*** Records for processing Section Begins ***
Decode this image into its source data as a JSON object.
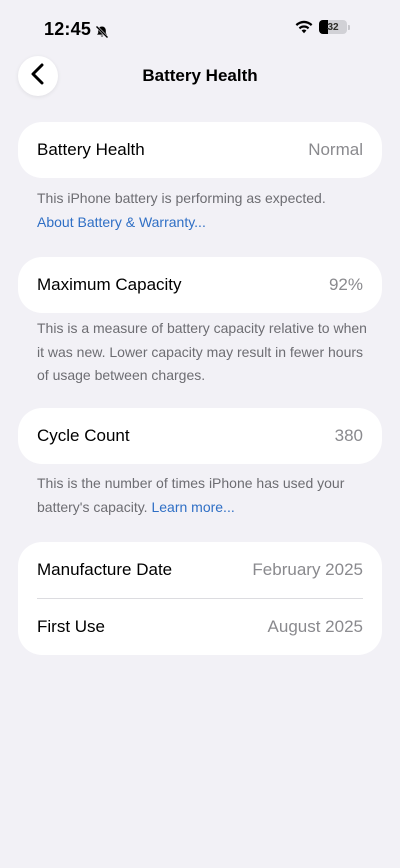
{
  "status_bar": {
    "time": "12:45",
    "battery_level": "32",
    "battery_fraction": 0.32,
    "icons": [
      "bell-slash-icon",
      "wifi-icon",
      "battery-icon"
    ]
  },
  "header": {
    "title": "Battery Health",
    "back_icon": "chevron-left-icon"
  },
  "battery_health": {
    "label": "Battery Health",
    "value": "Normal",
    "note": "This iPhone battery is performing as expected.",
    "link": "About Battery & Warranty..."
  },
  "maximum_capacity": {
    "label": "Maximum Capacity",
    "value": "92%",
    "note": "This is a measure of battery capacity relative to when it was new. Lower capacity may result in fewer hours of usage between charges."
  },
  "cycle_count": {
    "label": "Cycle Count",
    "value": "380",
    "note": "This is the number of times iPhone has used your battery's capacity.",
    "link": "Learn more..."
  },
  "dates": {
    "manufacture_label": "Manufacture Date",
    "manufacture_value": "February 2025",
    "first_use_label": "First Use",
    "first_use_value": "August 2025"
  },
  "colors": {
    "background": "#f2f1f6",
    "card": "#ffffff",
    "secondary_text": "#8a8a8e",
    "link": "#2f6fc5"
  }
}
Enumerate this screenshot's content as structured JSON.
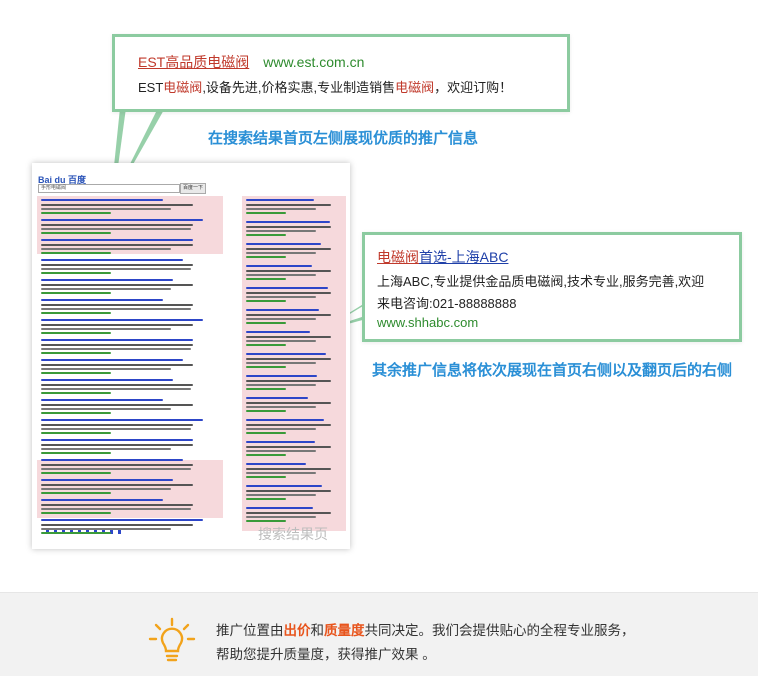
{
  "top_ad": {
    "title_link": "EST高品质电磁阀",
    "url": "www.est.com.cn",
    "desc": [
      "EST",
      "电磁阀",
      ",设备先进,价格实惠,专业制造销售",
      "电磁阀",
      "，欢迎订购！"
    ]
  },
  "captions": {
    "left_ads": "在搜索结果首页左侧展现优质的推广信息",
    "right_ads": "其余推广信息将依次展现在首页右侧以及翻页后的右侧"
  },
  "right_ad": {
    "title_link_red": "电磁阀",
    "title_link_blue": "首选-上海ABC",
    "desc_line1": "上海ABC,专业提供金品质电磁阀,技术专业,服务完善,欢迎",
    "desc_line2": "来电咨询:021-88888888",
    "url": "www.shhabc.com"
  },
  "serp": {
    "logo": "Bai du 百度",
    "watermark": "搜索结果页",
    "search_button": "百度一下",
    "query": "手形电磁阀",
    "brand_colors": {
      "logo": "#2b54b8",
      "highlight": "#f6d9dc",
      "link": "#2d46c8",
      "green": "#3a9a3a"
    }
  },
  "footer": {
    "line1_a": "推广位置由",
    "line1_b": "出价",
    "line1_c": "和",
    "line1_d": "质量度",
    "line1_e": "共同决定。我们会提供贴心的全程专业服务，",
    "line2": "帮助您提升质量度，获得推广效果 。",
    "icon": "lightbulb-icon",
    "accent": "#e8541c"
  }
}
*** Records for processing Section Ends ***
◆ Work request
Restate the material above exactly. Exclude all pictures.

◆ Solution to the problem
Decode this image into its source data as a JSON object.
{
  "status_bar": {
    "time": "12:45",
    "battery_level": "32",
    "battery_fraction": 0.32,
    "icons": [
      "bell-slash-icon",
      "wifi-icon",
      "battery-icon"
    ]
  },
  "header": {
    "title": "Battery Health",
    "back_icon": "chevron-left-icon"
  },
  "battery_health": {
    "label": "Battery Health",
    "value": "Normal",
    "note": "This iPhone battery is performing as expected.",
    "link": "About Battery & Warranty..."
  },
  "maximum_capacity": {
    "label": "Maximum Capacity",
    "value": "92%",
    "note": "This is a measure of battery capacity relative to when it was new. Lower capacity may result in fewer hours of usage between charges."
  },
  "cycle_count": {
    "label": "Cycle Count",
    "value": "380",
    "note": "This is the number of times iPhone has used your battery's capacity.",
    "link": "Learn more..."
  },
  "dates": {
    "manufacture_label": "Manufacture Date",
    "manufacture_value": "February 2025",
    "first_use_label": "First Use",
    "first_use_value": "August 2025"
  },
  "colors": {
    "background": "#f2f1f6",
    "card": "#ffffff",
    "secondary_text": "#8a8a8e",
    "link": "#2f6fc5"
  }
}
Enumerate this screenshot's content as structured JSON.
{
  "top_ad": {
    "title_link": "EST高品质电磁阀",
    "url": "www.est.com.cn",
    "desc": [
      "EST",
      "电磁阀",
      ",设备先进,价格实惠,专业制造销售",
      "电磁阀",
      "，欢迎订购！"
    ]
  },
  "captions": {
    "left_ads": "在搜索结果首页左侧展现优质的推广信息",
    "right_ads": "其余推广信息将依次展现在首页右侧以及翻页后的右侧"
  },
  "right_ad": {
    "title_link_red": "电磁阀",
    "title_link_blue": "首选-上海ABC",
    "desc_line1": "上海ABC,专业提供金品质电磁阀,技术专业,服务完善,欢迎",
    "desc_line2": "来电咨询:021-88888888",
    "url": "www.shhabc.com"
  },
  "serp": {
    "logo": "Bai du 百度",
    "watermark": "搜索结果页",
    "search_button": "百度一下",
    "query": "手形电磁阀",
    "brand_colors": {
      "logo": "#2b54b8",
      "highlight": "#f6d9dc",
      "link": "#2d46c8",
      "green": "#3a9a3a"
    }
  },
  "footer": {
    "line1_a": "推广位置由",
    "line1_b": "出价",
    "line1_c": "和",
    "line1_d": "质量度",
    "line1_e": "共同决定。我们会提供贴心的全程专业服务，",
    "line2": "帮助您提升质量度，获得推广效果 。",
    "icon": "lightbulb-icon",
    "accent": "#e8541c"
  }
}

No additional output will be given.